Four Lifestyle Factors that Can Save Your Life
Four lifestyle factors can have a considerable effect on heart health and longevity, according to a large, multicenter study led by Johns Hopkins University researchers.
It is the first study to find a link between practicing “low-risk” lifestyle factors such as not smoking and prevention of early signs of heart disease.
The lifestyle factors are:
- getting regular exercise
- eating a Mediterranean-style diet
- keeping a normal weight
- and not smoking
These factors not only protect against coronary heart disease — or a buildup of calcium deposits in the heart arteries — but they reduce the chance of death from all causes by 80 percent in study participants who were studied over eight years.
First Study to Find Association
“To our knowledge, this is the first study to find a protective association between low-risk lifestyle factors and early signs of vascular disease, coronary heart disease and death, in a single longitudinal evaluation,” says Haitham Ahmed, M.D., M.P.H., the study’s lead author who is an internal medicine resident with the Ciccarone Center for the Prevention of Heart Disease at Johns Hopkins.
The researchers looked at more than 6,200 women and men, ages 44 to 84, of all races and backgrounds. They followed participants for an average of 7.6 years, and they were questioned throughout the study about their diet, exercise, and smoking status. Researchers also checked their body mass index to see if they were overweight or obese. Participants did not have a diagnosis of heart disease when they were enrolled.
“We evaluated data on more than 6,200 men and women, age 44-84, from white, African-American, Hispanic and Chinese backgrounds. All were followed for an average of 7.6 years. Those who adopted all four healthy behaviors had an 80 percent lower death rate over that time period compared to participants with none of the healthy behaviors” says Ahmed.

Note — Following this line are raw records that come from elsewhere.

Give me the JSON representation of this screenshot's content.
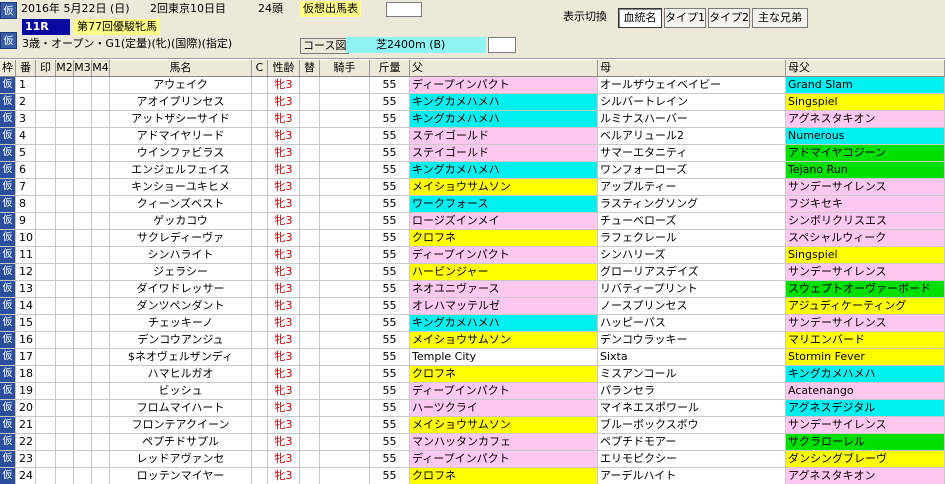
{
  "header": {
    "date": "2016年 5月22日 (日)",
    "meeting": "2回東京10日目",
    "count": "24頭",
    "mode": "仮想出馬表",
    "race_no": "11R",
    "race_name": "第77回優駿牝馬",
    "conditions": "3歳・オープン・G1(定量)(牝)(国際)(指定)",
    "course_label": "コース図",
    "course": "芝2400m (B)",
    "side_icon_1": "仮",
    "side_icon_2": "仮"
  },
  "toolbar": {
    "display_switch": "表示切換",
    "tabs": [
      "血統名",
      "タイプ1",
      "タイプ2",
      "主な兄弟"
    ],
    "active": "血統名"
  },
  "columns": {
    "waku": "枠",
    "ban": "番",
    "mark": "印",
    "m2": "M2",
    "m3": "M3",
    "m4": "M4",
    "name": "馬名",
    "c": "C",
    "sexage": "性齢",
    "chg": "替",
    "jockey": "騎手",
    "weight": "斤量",
    "sire": "父",
    "dam": "母",
    "bms": "母父"
  },
  "colors": {
    "pink": "#ffc8f0",
    "cyan": "#00f0f0",
    "yellow": "#ffff00",
    "green": "#00e000",
    "blue": "#0000cc"
  },
  "horses": [
    {
      "waku": "仮",
      "no": "1",
      "name": "アウェイク",
      "sex": "牝3",
      "wt": "55",
      "sire": "ディープインパクト",
      "sire_c": "pink",
      "dam": "オールザウェイベイビー",
      "bms": "Grand Slam",
      "bms_c": "cyan"
    },
    {
      "waku": "仮",
      "no": "2",
      "name": "アオイプリンセス",
      "sex": "牝3",
      "wt": "55",
      "sire": "キングカメハメハ",
      "sire_c": "cyan",
      "dam": "シルバートレイン",
      "bms": "Singspiel",
      "bms_c": "yellow"
    },
    {
      "waku": "仮",
      "no": "3",
      "name": "アットザシーサイド",
      "sex": "牝3",
      "wt": "55",
      "sire": "キングカメハメハ",
      "sire_c": "cyan",
      "dam": "ルミナスハーバー",
      "bms": "アグネスタキオン",
      "bms_c": "pink"
    },
    {
      "waku": "仮",
      "no": "4",
      "name": "アドマイヤリード",
      "sex": "牝3",
      "wt": "55",
      "sire": "ステイゴールド",
      "sire_c": "pink",
      "dam": "ベルアリュール2",
      "bms": "Numerous",
      "bms_c": "cyan"
    },
    {
      "waku": "仮",
      "no": "5",
      "name": "ウインファビラス",
      "sex": "牝3",
      "wt": "55",
      "sire": "ステイゴールド",
      "sire_c": "pink",
      "dam": "サマーエタニティ",
      "bms": "アドマイヤコジーン",
      "bms_c": "green"
    },
    {
      "waku": "仮",
      "no": "6",
      "name": "エンジェルフェイス",
      "sex": "牝3",
      "wt": "55",
      "sire": "キングカメハメハ",
      "sire_c": "cyan",
      "dam": "ワンフォーローズ",
      "bms": "Tejano Run",
      "bms_c": "green"
    },
    {
      "waku": "仮",
      "no": "7",
      "name": "キンショーユキヒメ",
      "sex": "牝3",
      "wt": "55",
      "sire": "メイショウサムソン",
      "sire_c": "yellow",
      "dam": "アップルティー",
      "bms": "サンデーサイレンス",
      "bms_c": "pink"
    },
    {
      "waku": "仮",
      "no": "8",
      "name": "クィーンズベスト",
      "sex": "牝3",
      "wt": "55",
      "sire": "ワークフォース",
      "sire_c": "cyan",
      "dam": "ラスティングソング",
      "bms": "フジキセキ",
      "bms_c": "pink"
    },
    {
      "waku": "仮",
      "no": "9",
      "name": "ゲッカコウ",
      "sex": "牝3",
      "wt": "55",
      "sire": "ロージズインメイ",
      "sire_c": "pink",
      "dam": "チューベローズ",
      "bms": "シンボリクリスエス",
      "bms_c": "pink"
    },
    {
      "waku": "仮",
      "no": "10",
      "name": "サクレディーヴァ",
      "sex": "牝3",
      "wt": "55",
      "sire": "クロフネ",
      "sire_c": "yellow",
      "dam": "ラフェクレール",
      "bms": "スペシャルウィーク",
      "bms_c": "pink"
    },
    {
      "waku": "仮",
      "no": "11",
      "name": "シンハライト",
      "sex": "牝3",
      "wt": "55",
      "sire": "ディープインパクト",
      "sire_c": "pink",
      "dam": "シンハリーズ",
      "bms": "Singspiel",
      "bms_c": "yellow"
    },
    {
      "waku": "仮",
      "no": "12",
      "name": "ジェラシー",
      "sex": "牝3",
      "wt": "55",
      "sire": "ハービンジャー",
      "sire_c": "yellow",
      "dam": "グローリアスデイズ",
      "bms": "サンデーサイレンス",
      "bms_c": "pink"
    },
    {
      "waku": "仮",
      "no": "13",
      "name": "ダイワドレッサー",
      "sex": "牝3",
      "wt": "55",
      "sire": "ネオユニヴァース",
      "sire_c": "pink",
      "dam": "リバティープリント",
      "bms": "スウェプトオーヴァーボード",
      "bms_c": "green"
    },
    {
      "waku": "仮",
      "no": "14",
      "name": "ダンツペンダント",
      "sex": "牝3",
      "wt": "55",
      "sire": "オレハマッテルゼ",
      "sire_c": "pink",
      "dam": "ノースプリンセス",
      "bms": "アジュディケーティング",
      "bms_c": "yellow"
    },
    {
      "waku": "仮",
      "no": "15",
      "name": "チェッキーノ",
      "sex": "牝3",
      "wt": "55",
      "sire": "キングカメハメハ",
      "sire_c": "cyan",
      "dam": "ハッピーパス",
      "bms": "サンデーサイレンス",
      "bms_c": "pink"
    },
    {
      "waku": "仮",
      "no": "16",
      "name": "デンコウアンジュ",
      "sex": "牝3",
      "wt": "55",
      "sire": "メイショウサムソン",
      "sire_c": "yellow",
      "dam": "デンコウラッキー",
      "bms": "マリエンバード",
      "bms_c": "yellow"
    },
    {
      "waku": "仮",
      "no": "17",
      "name": "$ネオヴェルザンディ",
      "sex": "牝3",
      "wt": "55",
      "sire": "Temple City",
      "sire_c": "none",
      "dam": "Sixta",
      "bms": "Stormin Fever",
      "bms_c": "yellow"
    },
    {
      "waku": "仮",
      "no": "18",
      "name": "ハマヒルガオ",
      "sex": "牝3",
      "wt": "55",
      "sire": "クロフネ",
      "sire_c": "yellow",
      "dam": "ミスアンコール",
      "bms": "キングカメハメハ",
      "bms_c": "cyan"
    },
    {
      "waku": "仮",
      "no": "19",
      "name": "ビッシュ",
      "sex": "牝3",
      "wt": "55",
      "sire": "ディープインパクト",
      "sire_c": "pink",
      "dam": "パランセラ",
      "bms": "Acatenango",
      "bms_c": "pink"
    },
    {
      "waku": "仮",
      "no": "20",
      "name": "フロムマイハート",
      "sex": "牝3",
      "wt": "55",
      "sire": "ハーツクライ",
      "sire_c": "pink",
      "dam": "マイネエスポワール",
      "bms": "アグネスデジタル",
      "bms_c": "cyan"
    },
    {
      "waku": "仮",
      "no": "21",
      "name": "フロンテアクイーン",
      "sex": "牝3",
      "wt": "55",
      "sire": "メイショウサムソン",
      "sire_c": "yellow",
      "dam": "ブルーボックスボウ",
      "bms": "サンデーサイレンス",
      "bms_c": "pink"
    },
    {
      "waku": "仮",
      "no": "22",
      "name": "ペプチドサプル",
      "sex": "牝3",
      "wt": "55",
      "sire": "マンハッタンカフェ",
      "sire_c": "pink",
      "dam": "ペプチドモアー",
      "bms": "サクラローレル",
      "bms_c": "green"
    },
    {
      "waku": "仮",
      "no": "23",
      "name": "レッドアヴァンセ",
      "sex": "牝3",
      "wt": "55",
      "sire": "ディープインパクト",
      "sire_c": "pink",
      "dam": "エリモピクシー",
      "bms": "ダンシングブレーヴ",
      "bms_c": "yellow"
    },
    {
      "waku": "仮",
      "no": "24",
      "name": "ロッテンマイヤー",
      "sex": "牝3",
      "wt": "55",
      "sire": "クロフネ",
      "sire_c": "yellow",
      "dam": "アーデルハイト",
      "bms": "アグネスタキオン",
      "bms_c": "pink"
    }
  ]
}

Participants Screened at Start of Study
At the beginning of the study, all participants had coronary calcium screening using computed tomography (a CT scan) to check for early signs of calcium deposits in their heart arteries, which are known to contribute to heart attack risk. Throughout the study, researchers kept track of participants who had experiences a heart attack, sudden cardiac arrest, chest pain, angioplasty, or death due to heart disease or other causes.
The researchers developed a lifestyle score for each of the participants, ranging from 0 (least healthy) to 4 (healthiest), based on their diet, BMI, amount of regular moderate-intensity physical activity, and smoking status. Only two percent, or 129 participants, satisfied all four healthy lifestyle criteria.
“Of all the lifestyle factors, we found that smoking avoidance played the largest role in reducing the risk of coronary heart disease and mortality,” says Roger Blumenthal, MD, a cardiologist and professor of medicine at the Johns Hopkins University School of Medicine, director of the Ciccarone Center and senior author of the study. “In fact, smokers who adopted two or more of the healthy behaviors still had lower survival rates after 7.6 years than did nonsmokers who were sedentary and obese.”
AHA Recommendations Warranted
Blumenthal says the findings “bolster recent recommendations by the American Heart Association, which call for maintaining a diet rich in vegetables, fruits, nuts, whole grains and fish, keeping a BMI of less than 25, being physically active and not smoking.”
The researchers emphasize that their study shows the importance of healthy lifestyle habits not just for reducing the risk of heart disease, but also for preventing mortality from all causes.
“While there are risk factors that people can’t control, such as their family history and age,” says Ahmed, “these lifestyle measures are things that people can change and consequently make a big difference in their health. That’s why we think this is so important.”